EXERCISE DETAILS: Set down each entry again exactly as written.

STUDY MATERIAL:
☆ ☆ ☆

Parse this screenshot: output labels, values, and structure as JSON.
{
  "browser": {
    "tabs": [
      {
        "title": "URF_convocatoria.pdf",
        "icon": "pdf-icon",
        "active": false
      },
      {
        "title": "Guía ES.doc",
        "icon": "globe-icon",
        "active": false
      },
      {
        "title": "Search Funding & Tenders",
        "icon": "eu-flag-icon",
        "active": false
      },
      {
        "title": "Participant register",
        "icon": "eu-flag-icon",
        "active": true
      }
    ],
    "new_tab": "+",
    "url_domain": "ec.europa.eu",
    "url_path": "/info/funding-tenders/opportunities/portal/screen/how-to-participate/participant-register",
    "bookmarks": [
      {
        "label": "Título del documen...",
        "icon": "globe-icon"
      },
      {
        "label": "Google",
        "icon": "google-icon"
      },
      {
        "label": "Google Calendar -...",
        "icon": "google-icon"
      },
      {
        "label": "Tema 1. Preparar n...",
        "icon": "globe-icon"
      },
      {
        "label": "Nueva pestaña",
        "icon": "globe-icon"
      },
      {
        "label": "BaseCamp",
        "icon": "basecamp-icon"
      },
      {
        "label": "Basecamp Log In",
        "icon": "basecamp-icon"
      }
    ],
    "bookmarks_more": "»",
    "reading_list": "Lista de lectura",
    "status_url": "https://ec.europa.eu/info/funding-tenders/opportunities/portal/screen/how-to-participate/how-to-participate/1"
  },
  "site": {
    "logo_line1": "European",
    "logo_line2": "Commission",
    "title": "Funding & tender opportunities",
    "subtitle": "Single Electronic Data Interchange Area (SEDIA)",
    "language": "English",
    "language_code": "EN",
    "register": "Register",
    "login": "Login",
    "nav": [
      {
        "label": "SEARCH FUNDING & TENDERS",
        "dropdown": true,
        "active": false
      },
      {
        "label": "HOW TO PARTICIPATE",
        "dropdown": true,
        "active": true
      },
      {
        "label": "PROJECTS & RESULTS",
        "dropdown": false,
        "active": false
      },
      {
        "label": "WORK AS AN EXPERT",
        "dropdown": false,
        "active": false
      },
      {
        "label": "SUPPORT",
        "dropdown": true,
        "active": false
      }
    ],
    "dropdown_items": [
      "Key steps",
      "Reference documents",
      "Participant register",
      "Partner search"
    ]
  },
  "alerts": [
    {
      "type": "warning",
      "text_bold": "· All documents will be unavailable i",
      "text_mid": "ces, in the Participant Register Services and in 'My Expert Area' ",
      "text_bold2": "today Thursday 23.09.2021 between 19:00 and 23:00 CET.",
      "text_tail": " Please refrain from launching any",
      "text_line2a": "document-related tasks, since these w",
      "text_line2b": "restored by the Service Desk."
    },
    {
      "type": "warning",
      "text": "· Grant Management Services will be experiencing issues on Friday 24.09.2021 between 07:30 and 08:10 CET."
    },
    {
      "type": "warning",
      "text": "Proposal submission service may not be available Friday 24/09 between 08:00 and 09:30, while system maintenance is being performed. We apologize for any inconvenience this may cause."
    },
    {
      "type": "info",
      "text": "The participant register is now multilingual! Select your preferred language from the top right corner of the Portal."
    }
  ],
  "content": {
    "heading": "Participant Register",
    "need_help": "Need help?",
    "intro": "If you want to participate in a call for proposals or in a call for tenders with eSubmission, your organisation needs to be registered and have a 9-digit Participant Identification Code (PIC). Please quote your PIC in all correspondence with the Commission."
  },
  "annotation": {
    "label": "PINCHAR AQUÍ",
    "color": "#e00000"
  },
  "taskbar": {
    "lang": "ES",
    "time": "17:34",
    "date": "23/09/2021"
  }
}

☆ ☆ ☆

SOLUTION TO THE EXERCISE:
Parse this screenshot: output labels, values, and structure as JSON.
{
  "browser": {
    "tabs": [
      {
        "title": "URF_convocatoria.pdf",
        "icon": "pdf-icon",
        "active": false
      },
      {
        "title": "Guía ES.doc",
        "icon": "globe-icon",
        "active": false
      },
      {
        "title": "Search Funding & Tenders",
        "icon": "eu-flag-icon",
        "active": false
      },
      {
        "title": "Participant register",
        "icon": "eu-flag-icon",
        "active": true
      }
    ],
    "new_tab": "+",
    "url_domain": "ec.europa.eu",
    "url_path": "/info/funding-tenders/opportunities/portal/screen/how-to-participate/participant-register",
    "bookmarks": [
      {
        "label": "Título del documen...",
        "icon": "globe-icon"
      },
      {
        "label": "Google",
        "icon": "google-icon"
      },
      {
        "label": "Google Calendar -...",
        "icon": "google-icon"
      },
      {
        "label": "Tema 1. Preparar n...",
        "icon": "globe-icon"
      },
      {
        "label": "Nueva pestaña",
        "icon": "globe-icon"
      },
      {
        "label": "BaseCamp",
        "icon": "basecamp-icon"
      },
      {
        "label": "Basecamp Log In",
        "icon": "basecamp-icon"
      }
    ],
    "bookmarks_more": "»",
    "reading_list": "Lista de lectura",
    "status_url": "https://ec.europa.eu/info/funding-tenders/opportunities/portal/screen/how-to-participate/how-to-participate/1"
  },
  "site": {
    "logo_line1": "European",
    "logo_line2": "Commission",
    "title": "Funding & tender opportunities",
    "subtitle": "Single Electronic Data Interchange Area (SEDIA)",
    "language": "English",
    "language_code": "EN",
    "register": "Register",
    "login": "Login",
    "nav": [
      {
        "label": "SEARCH FUNDING & TENDERS",
        "dropdown": true,
        "active": false
      },
      {
        "label": "HOW TO PARTICIPATE",
        "dropdown": true,
        "active": true
      },
      {
        "label": "PROJECTS & RESULTS",
        "dropdown": false,
        "active": false
      },
      {
        "label": "WORK AS AN EXPERT",
        "dropdown": false,
        "active": false
      },
      {
        "label": "SUPPORT",
        "dropdown": true,
        "active": false
      }
    ],
    "dropdown_items": [
      "Key steps",
      "Reference documents",
      "Participant register",
      "Partner search"
    ]
  },
  "alerts": [
    {
      "type": "warning",
      "text_bold": "· All documents will be unavailable i",
      "text_mid": "ces, in the Participant Register Services and in 'My Expert Area' ",
      "text_bold2": "today Thursday 23.09.2021 between 19:00 and 23:00 CET.",
      "text_tail": " Please refrain from launching any",
      "text_line2a": "document-related tasks, since these w",
      "text_line2b": "restored by the Service Desk."
    },
    {
      "type": "warning",
      "text": "· Grant Management Services will be experiencing issues on Friday 24.09.2021 between 07:30 and 08:10 CET."
    },
    {
      "type": "warning",
      "text": "Proposal submission service may not be available Friday 24/09 between 08:00 and 09:30, while system maintenance is being performed. We apologize for any inconvenience this may cause."
    },
    {
      "type": "info",
      "text": "The participant register is now multilingual! Select your preferred language from the top right corner of the Portal."
    }
  ],
  "content": {
    "heading": "Participant Register",
    "need_help": "Need help?",
    "intro": "If you want to participate in a call for proposals or in a call for tenders with eSubmission, your organisation needs to be registered and have a 9-digit Participant Identification Code (PIC). Please quote your PIC in all correspondence with the Commission."
  },
  "annotation": {
    "label": "PINCHAR AQUÍ",
    "color": "#e00000"
  },
  "taskbar": {
    "lang": "ES",
    "time": "17:34",
    "date": "23/09/2021"
  }
}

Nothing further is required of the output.